As mentioned above, only common interstitial sites for H in diamond were investigated so far. Estreicher et. al.  suggested that for group IV elements, bond lengths and bond strength determine the stability of interstitial H in the crystal. The C-C bond is the strongest and shortest among group IV elements. Thus, in order to incorporate a H atom on a BC site in diamond, a larger relaxation of the C-C bond (52 % of the C-C diamond bond length, as found here), with a larger amount of energy is required, compared to other group IV crystals. It is therefore plausible that a site displaced from the C-C bond may be energetically favorable for H in diamond .
To search for such a site of lowest energy, we simulate an annealing process for a diamond sample, with a H atom initially located at the T site . We start the simulated annealing by molecular dynamics (MD) calculations at 1200 K and then slowly lower the temperature down to 100 K, for 50 psec. We find that even at high temperatures, the system rapidly enters configurations where the H atom oscillates around equivalent sites (denoted ET) away from the BC and the T sites. Upon cooling, the amplitudes of oscillations of the atoms are reduced, however with no change in the equivalent configurations obtained at high temperature. The annealing process, as applied here, ensures that the final site of the H atom is a site of global minimum energy .
Next, we calculate the energy of the sample with a H positioned at such an ET site, by fully relaxing the supercell obtained after the annealing process. To ensure that the ET site is not a distorted version of the BC site, we also relax a sample initially in the ideal diamond lattice configuration, with H near the ET site. The same final configuration is obtained after relaxation, with exactly the same energy. We find this configuration to be lower in energy than that of H at the BC site by an amount of 1.4 eV. This newly discovered ET site is found here to be the lowest energy site for H in diamond.
At this stage, it is important to investigate the effect of the multiplicative factor, , on this result. In figure (11.2), we show the cohesive energy of the sample with H at the ET site, as a function of . It can be seen that the ET site remains the site of lowest energy for H in diamond, over the complete range of investigated . With (which corresponds to an energy difference of 1.7 eV between H at BC and H at T), the energy difference between H at the BC site and H at the ET site is still rather large, 1 eV. Thus, the ET site found here is not an artifact of the tight binding parametrization and does indeed correspond to the most favorable site for H in diamond.
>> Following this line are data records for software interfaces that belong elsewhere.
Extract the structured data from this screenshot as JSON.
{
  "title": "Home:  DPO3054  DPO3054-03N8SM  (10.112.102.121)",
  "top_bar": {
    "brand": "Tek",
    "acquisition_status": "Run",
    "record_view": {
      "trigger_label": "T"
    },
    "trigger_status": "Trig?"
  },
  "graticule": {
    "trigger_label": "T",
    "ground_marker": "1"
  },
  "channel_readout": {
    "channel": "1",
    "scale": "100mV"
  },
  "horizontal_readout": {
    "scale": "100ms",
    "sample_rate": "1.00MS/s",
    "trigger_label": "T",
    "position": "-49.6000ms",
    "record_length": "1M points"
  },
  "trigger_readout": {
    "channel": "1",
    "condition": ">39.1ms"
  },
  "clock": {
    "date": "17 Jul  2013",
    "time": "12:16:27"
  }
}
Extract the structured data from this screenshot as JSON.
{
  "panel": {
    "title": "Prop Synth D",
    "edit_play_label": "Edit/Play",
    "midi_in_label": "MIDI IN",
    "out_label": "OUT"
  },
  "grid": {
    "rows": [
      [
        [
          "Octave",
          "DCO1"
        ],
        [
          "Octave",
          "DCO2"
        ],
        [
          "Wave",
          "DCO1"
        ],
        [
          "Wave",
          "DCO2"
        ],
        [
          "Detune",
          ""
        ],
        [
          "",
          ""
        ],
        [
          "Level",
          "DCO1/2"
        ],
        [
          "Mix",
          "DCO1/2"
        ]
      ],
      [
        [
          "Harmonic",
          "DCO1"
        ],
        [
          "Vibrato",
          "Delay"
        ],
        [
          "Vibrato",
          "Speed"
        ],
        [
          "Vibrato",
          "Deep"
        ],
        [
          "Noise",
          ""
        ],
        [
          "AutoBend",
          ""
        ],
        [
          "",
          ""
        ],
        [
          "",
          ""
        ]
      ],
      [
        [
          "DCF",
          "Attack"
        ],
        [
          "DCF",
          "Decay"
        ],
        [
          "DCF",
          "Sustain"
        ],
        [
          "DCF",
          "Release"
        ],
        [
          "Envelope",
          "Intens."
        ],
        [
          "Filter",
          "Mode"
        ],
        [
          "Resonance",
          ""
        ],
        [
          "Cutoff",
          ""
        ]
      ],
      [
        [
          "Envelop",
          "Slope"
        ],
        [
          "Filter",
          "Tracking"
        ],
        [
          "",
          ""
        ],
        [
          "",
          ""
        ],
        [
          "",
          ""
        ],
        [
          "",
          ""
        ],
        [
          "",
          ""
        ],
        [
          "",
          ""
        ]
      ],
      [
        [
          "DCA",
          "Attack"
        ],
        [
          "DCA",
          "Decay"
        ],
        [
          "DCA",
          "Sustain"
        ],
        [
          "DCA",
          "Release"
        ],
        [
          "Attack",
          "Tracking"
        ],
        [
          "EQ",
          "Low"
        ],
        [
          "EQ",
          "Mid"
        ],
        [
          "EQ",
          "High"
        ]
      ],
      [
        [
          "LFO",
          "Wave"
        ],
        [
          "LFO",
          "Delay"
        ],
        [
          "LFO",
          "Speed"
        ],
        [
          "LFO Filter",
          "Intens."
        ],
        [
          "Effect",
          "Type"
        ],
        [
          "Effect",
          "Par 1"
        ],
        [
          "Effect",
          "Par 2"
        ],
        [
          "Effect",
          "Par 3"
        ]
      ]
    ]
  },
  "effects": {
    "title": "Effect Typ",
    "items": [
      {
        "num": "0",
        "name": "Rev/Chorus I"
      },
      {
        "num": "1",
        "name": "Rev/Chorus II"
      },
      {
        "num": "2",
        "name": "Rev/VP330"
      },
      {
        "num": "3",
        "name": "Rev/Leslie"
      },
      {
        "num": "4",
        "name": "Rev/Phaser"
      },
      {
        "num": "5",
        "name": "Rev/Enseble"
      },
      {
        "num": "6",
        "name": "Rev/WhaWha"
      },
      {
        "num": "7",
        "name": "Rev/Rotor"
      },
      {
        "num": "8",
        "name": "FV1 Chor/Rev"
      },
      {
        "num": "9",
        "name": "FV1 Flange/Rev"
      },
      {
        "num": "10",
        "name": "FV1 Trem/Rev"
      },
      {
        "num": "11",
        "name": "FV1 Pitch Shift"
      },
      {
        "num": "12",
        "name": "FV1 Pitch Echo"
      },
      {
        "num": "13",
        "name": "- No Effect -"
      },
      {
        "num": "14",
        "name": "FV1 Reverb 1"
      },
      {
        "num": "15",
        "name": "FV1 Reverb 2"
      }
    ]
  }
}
This site is six fold degenerate with respect to the C-C bond, and located at a distance of 0.77 Å from an unrelaxed C-C bond, near the antibonding site. These six energetically equivalent sites are located around the C-C bond, at the corners of two equilateral triangles, which are rotated with respect to each other by 60 around the same unrelaxed C-C bond, are perpendicular to it, and are at a distance of 1/3 of the bond length. In figure (11.3) we enumerate selected ET sites. Those numbered 1 to 6 surround one carbon-carbon bond (labeled A-B), while the sites 7 and 8 surround an adjacent bond.
In this configuration, the H atom is bonded to one C atom (say A-1 in figure (11.3)), with a bond length of 1.08 Å. The initial carbon-carbon bond (A-B in figure (11.3)) is broken, and relaxes by 43 %. These may be some of the reasons for the ET site to be favored over the BC site: it involves less C-C relaxation and the C-H bond length remains close to the average bond length in organic molecules. The outward relaxation of the C atom which is not bonded to the H atom (atom B in figure (11.3)) favors hybridization of sp2 character for the bonding to its three nearest neighbors, and the creation of one dangling bond. We calculate the distance between the H atom and the unpaired C atom (atom B in figure (11.3)) to be 1.8 Å.
The presence of this dangling bond is confirmed when electronic energy levels are calculated within the TB model. The calculation of the energy difference between the highest occupied and the lowest unoccupied orbitals in pure diamond yields 5.8 eV, a value close to the measured energy gap in diamond of 5.48 eV , and 24.1 eV for the width of the valence-band, in excellent agreement with experiment (24.3 eV) . When we compute (with 60 special k-points) the density of electronic states (DOS) for diamond with H located on the newly found stable ET site, and compare it with that of diamond (see figure (11.4)), a new state 0.5 eV above the middle of the energy gap emerges; it is caused by the dangling bond created by the relaxation and the breaking of the C-C bond .
Due to this dangling bond, there is a strong tendency for another H atom to pair with the second carbon atom (atom B in figure (11.3)). This C-H-H-C complex (one H at site 1 and another H at site 4 in figure (11.3), for example; see also figure (11.5)) is found by us to be lower in energy by 2.5 eV than the configuration proposed by P. Briddon et. al. , where one H is located at an antibonding site and the other at a BC site. As expected, we find that the bonding of the second H atom removes the dangling bond and eliminates the mid-gap state.